“He refers to the impressive of the mescal cactus Lophophora williamsii, which converts the dehydration-induced shrinking during the beginning of the dry season to reduce the shoot length and submerge below the desert floor. After just one seasonal rainfall the hydrating shoot reemerges by pushing the photosynthesizing apex out of its soil cover into the light and open air.” (Bar-Cohen 2006:489)

Here’s another species:
“We investigated how the ‘living rock’ cactus Ariocarpus fissuratus, like other low-growing desert plants, can endure potentially lethal high temperatures at the soil surface. Specifically, we examined how shoot descent by root contraction in the presence or absence of soil rocks influences shoot temperatures and transpiration…Plants embedded in rocky soil survived an extreme heat episode, unlike plants in sandy soil, though rocks did not moderate low temperatures. Root contraction occurred regardless of season and soil moisture. Xylem conduits (wide-band tracheids) formed a compressible lattice that decreased root length as rays enlarged the root base radially.

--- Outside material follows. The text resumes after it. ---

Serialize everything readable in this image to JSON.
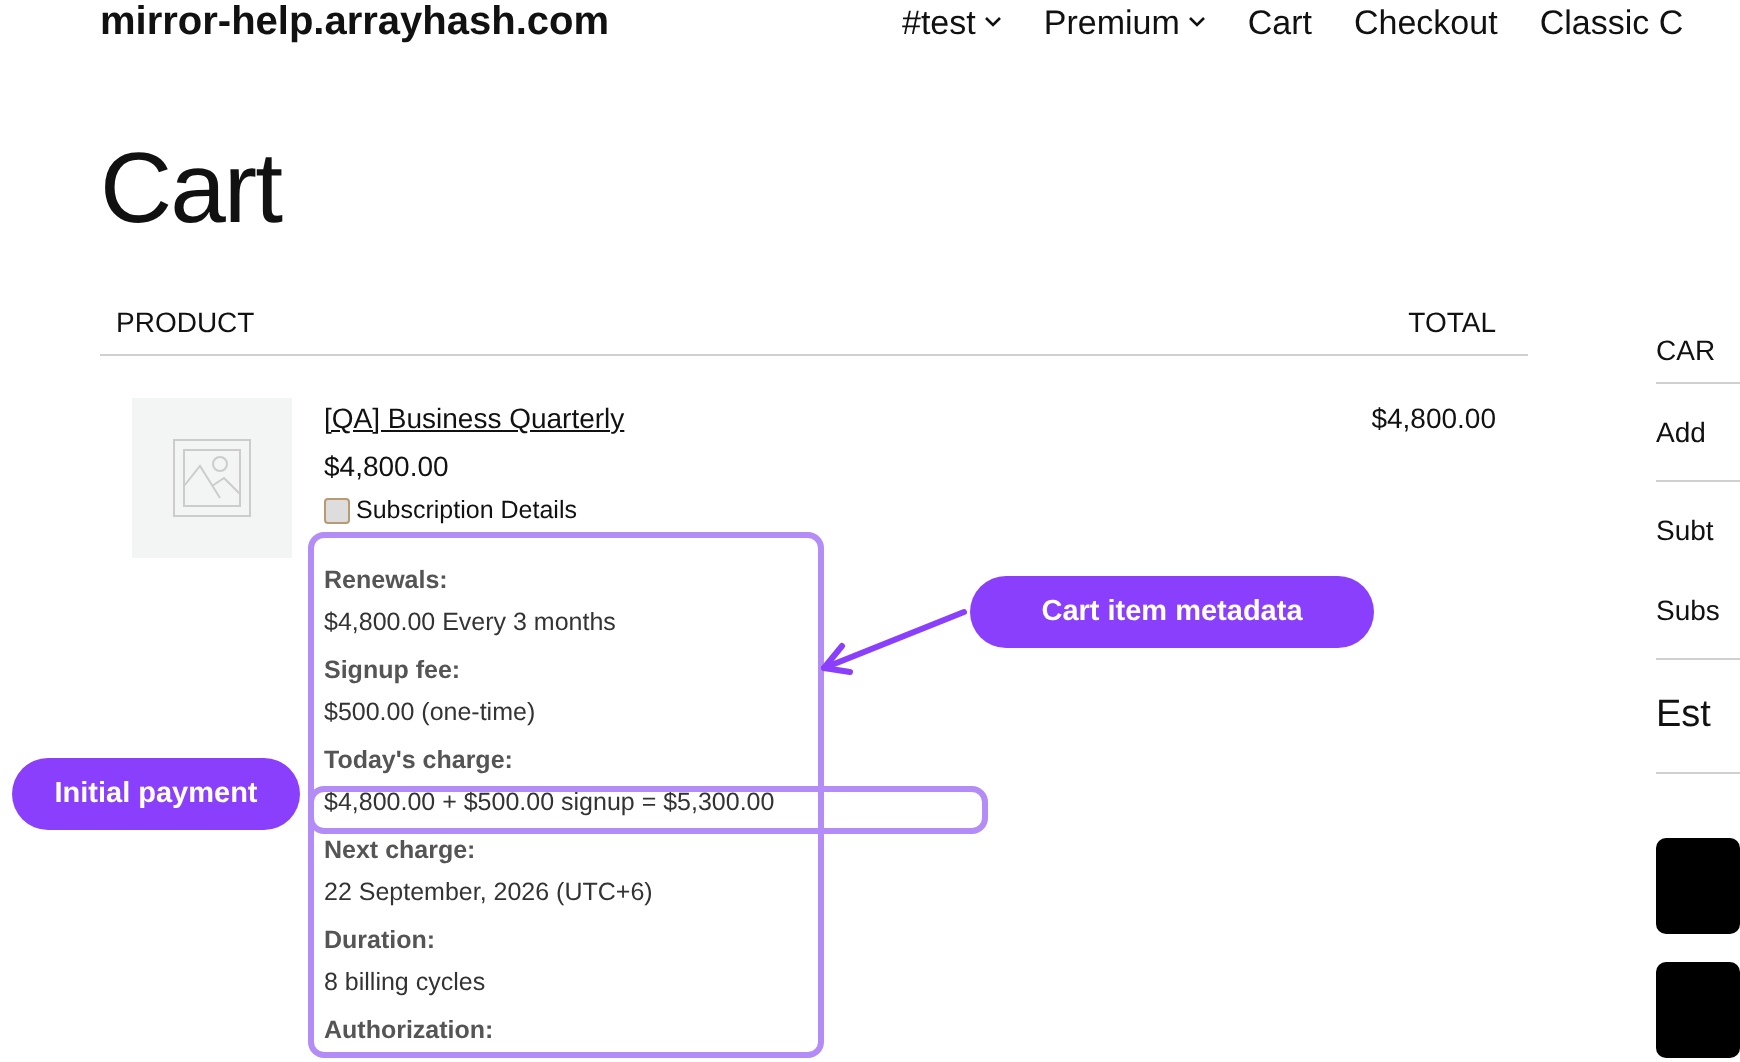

Plant position in the soil did not affect transpiration…Contractile roots pulled plants of A. fissuratus into the soil at rates of 6 – 30 mm [per year]. Maintaining shoots level with the soil surface kept plant temperatures below the high lethal temperature and improved survivorship in soil shaded by surface rocks.” (Garrett et al. 2010:1951)

Last Updated August 18, 2016